“In part, state planning is a reaction to tremendous drought and floods recently,” Evans told Circle of Blue. “States are experiencing new extremes, and they’re seeing their neighbors publish plans, which is bringing more interest to water planning.”
State officials confirm these ideas. Edward Swaim, who is managing an update of Arkansas’s water plan, said that a drought in the late 1980s prompted the legislature to put more money into planning, resulting in a statewide water assessment in 1991. The next edition, due by the end of 2014, will assess shrinking groundwater reserves and infrastructure spending in the Mississippi River Delta.
“We’re asking what we can do to maintain our economy and culture, without destroying the source of our abundance,” Swaim told Circle of Blue.
In Montana — where the legislature ordered the state’s first comprehensive water plan in 2009 — peer pressure is a motivating force, according to Michael Downey, supervisor of the Department of Natural Resources water-planning section.
— Edward Swaim, water resources division
Arkansas Natural Resources Commission
“You start to worry that your neighbors know more about water use than you do,” Downey told Circle of Blue.

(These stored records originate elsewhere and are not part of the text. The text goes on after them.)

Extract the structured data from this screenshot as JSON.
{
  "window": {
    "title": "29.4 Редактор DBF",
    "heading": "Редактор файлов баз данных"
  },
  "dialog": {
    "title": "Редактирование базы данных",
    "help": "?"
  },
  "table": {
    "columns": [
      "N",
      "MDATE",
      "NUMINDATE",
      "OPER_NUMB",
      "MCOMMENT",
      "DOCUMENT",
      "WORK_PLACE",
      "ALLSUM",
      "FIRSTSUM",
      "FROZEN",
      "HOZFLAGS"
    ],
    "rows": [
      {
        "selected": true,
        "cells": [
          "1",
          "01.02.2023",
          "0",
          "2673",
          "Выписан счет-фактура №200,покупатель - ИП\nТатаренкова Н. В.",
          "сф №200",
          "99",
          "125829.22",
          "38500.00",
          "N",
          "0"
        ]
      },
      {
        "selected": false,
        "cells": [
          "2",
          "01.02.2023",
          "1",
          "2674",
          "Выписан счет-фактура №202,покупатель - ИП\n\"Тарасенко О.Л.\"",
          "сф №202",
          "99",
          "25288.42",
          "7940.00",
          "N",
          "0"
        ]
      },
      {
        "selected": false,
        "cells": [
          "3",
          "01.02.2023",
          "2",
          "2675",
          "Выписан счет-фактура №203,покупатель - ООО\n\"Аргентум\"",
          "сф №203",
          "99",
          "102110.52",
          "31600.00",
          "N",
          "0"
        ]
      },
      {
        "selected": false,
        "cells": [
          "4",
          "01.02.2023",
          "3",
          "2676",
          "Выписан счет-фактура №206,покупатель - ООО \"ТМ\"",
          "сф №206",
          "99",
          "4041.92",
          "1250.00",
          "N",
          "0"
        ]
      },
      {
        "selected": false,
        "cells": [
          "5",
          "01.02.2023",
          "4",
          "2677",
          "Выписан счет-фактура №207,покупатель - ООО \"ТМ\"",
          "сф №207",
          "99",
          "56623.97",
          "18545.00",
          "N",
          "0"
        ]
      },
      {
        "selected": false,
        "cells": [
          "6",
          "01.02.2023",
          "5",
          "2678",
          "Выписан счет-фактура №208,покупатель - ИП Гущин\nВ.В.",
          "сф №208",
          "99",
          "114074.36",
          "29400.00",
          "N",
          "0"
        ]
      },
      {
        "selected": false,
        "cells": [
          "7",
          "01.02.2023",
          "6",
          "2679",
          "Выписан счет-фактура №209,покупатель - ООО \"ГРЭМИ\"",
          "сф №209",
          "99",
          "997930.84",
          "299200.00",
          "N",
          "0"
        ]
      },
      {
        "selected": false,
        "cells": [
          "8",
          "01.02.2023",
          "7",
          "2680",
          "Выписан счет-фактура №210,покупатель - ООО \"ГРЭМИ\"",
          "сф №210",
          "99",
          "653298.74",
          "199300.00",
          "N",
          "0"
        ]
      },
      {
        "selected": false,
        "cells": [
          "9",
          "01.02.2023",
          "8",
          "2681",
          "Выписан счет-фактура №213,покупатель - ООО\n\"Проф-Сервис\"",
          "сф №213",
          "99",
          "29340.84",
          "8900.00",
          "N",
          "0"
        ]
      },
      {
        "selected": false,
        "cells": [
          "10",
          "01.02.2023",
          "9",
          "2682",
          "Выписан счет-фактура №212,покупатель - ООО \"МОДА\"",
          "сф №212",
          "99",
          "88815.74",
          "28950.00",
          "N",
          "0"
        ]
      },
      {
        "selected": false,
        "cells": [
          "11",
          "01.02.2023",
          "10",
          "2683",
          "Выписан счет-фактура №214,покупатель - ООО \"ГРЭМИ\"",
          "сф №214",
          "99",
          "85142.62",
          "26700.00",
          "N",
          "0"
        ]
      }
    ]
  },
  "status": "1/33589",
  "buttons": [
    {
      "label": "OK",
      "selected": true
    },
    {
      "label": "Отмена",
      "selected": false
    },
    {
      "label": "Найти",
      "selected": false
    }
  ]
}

Montana’s draft plan will be sent to the legislature in September.
Though the content of each plan is particular to each state’s needs, a few factors are common: estimates of current and future water supplies, projections of future demand, and targets for water quality. In addition to those items, Evans has observed one noteworthy change in the most recent generation of water plans — how to use less water and use it more effectively.
“More plans are including conservation and water-use efficiency as significant elements,” Evans said. “Twenty to 25 years ago, I don’t think you could say that.”
If nothing else, plans spark conversations. Expect plenty of public debate in 2014 about how best to use a fundamental resource.
Brett writes about agriculture, energy, infrastructure, and the politics and economics of water in the United States. He also writes the Federal Water Tap, Circle of Blue’s weekly digest of U.S. government water news. He is the winner of two Society of Environmental Journalists reporting awards, one of the top honors in American environmental journalism: first place for explanatory reporting for a series on septic system pollution in the United States(2016) and third place for beat reporting in a small market (2014). Brett lives in Seattle, where he hikes the mountains and bakes pies. Contact Brett Walton